*Problem to solve*. Your answer should be one number: the count of lines below that contain "STEP".

*** Opening Extracted information ***

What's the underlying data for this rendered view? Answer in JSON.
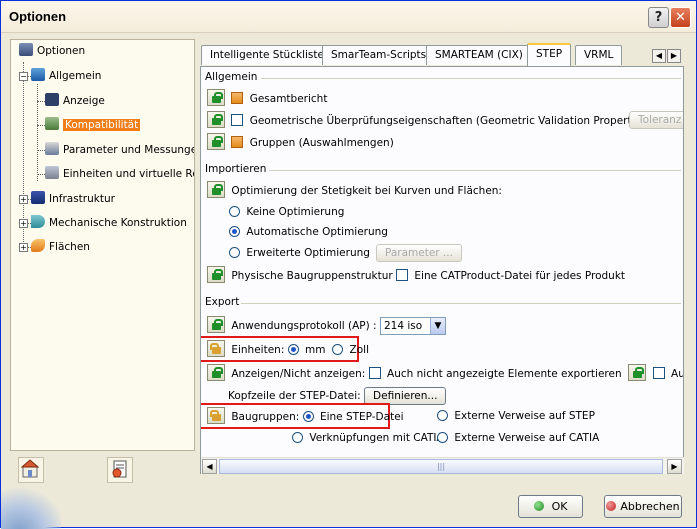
{
  "window": {
    "title": "Optionen",
    "help_glyph": "?",
    "close_glyph": "✕"
  },
  "tree": {
    "items": [
      {
        "label": "Optionen",
        "icon": "options-tree-icon"
      },
      {
        "label": "Allgemein",
        "icon": "general-icon"
      },
      {
        "label": "Anzeige",
        "icon": "display-icon"
      },
      {
        "label": "Kompatibilität",
        "icon": "compatibility-icon",
        "selected": true
      },
      {
        "label": "Parameter und Messungen",
        "icon": "parameters-icon"
      },
      {
        "label": "Einheiten und virtuelle Realit",
        "icon": "units-icon"
      },
      {
        "label": "Infrastruktur",
        "icon": "infrastructure-icon"
      },
      {
        "label": "Mechanische Konstruktion",
        "icon": "mechanical-design-icon"
      },
      {
        "label": "Flächen",
        "icon": "surfaces-icon"
      }
    ]
  },
  "tabs": [
    "Intelligente Stückliste",
    "SmarTeam-Scripts",
    "SMARTEAM (CIX)",
    "STEP",
    "VRML"
  ],
  "active_tab": "STEP",
  "sections": {
    "allgemein": {
      "title": "Allgemein",
      "gesamtbericht": "Gesamtbericht",
      "gvp": "Geometrische Überprüfungseigenschaften (Geometric Validation Properties, GVP)",
      "toleranz": "Toleranz",
      "gruppen": "Gruppen (Auswahlmengen)"
    },
    "importieren": {
      "title": "Importieren",
      "optimierung": "Optimierung der Stetigkeit bei Kurven und Flächen:",
      "keine": "Keine Optimierung",
      "automatisch": "Automatische Optimierung",
      "erweitert": "Erweiterte Optimierung",
      "parameter": "Parameter ...",
      "physische": "Physische Baugruppenstruktur",
      "catproduct": "Eine CATProduct-Datei für jedes Produkt"
    },
    "export": {
      "title": "Export",
      "ap_label": "Anwendungsprotokoll (AP) :",
      "ap_value": "214 iso",
      "einheiten_label": "Einheiten:",
      "mm": "mm",
      "zoll": "Zoll",
      "anzeigen_label": "Anzeigen/Nicht anzeigen:",
      "auch_nicht": "Auch nicht angezeigte Elemente exportieren",
      "auch_nicht_2": "Auch nicht d",
      "kopfzeile": "Kopfzeile der STEP-Datei:",
      "definieren": "Definieren...",
      "baugruppen_label": "Baugruppen:",
      "eine_step": "Eine STEP-Datei",
      "externe_step": "Externe Verweise auf STEP",
      "verknuepfungen": "Verknüpfungen mit CATIA",
      "externe_catia": "Externe Verweise auf CATIA"
    }
  },
  "scroll": {
    "left": "◀",
    "right": "▶",
    "grip": "|||",
    "tab_left": "◀",
    "tab_right": "▶"
  },
  "footer": {
    "ok": "OK",
    "cancel": "Abbrechen"
  },
  "colors": {
    "selection": "#ef7d18",
    "highlight": "#e0191b",
    "lock_green": "#1f8f2a"
  }
}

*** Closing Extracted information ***

*Output of the exercise*. 5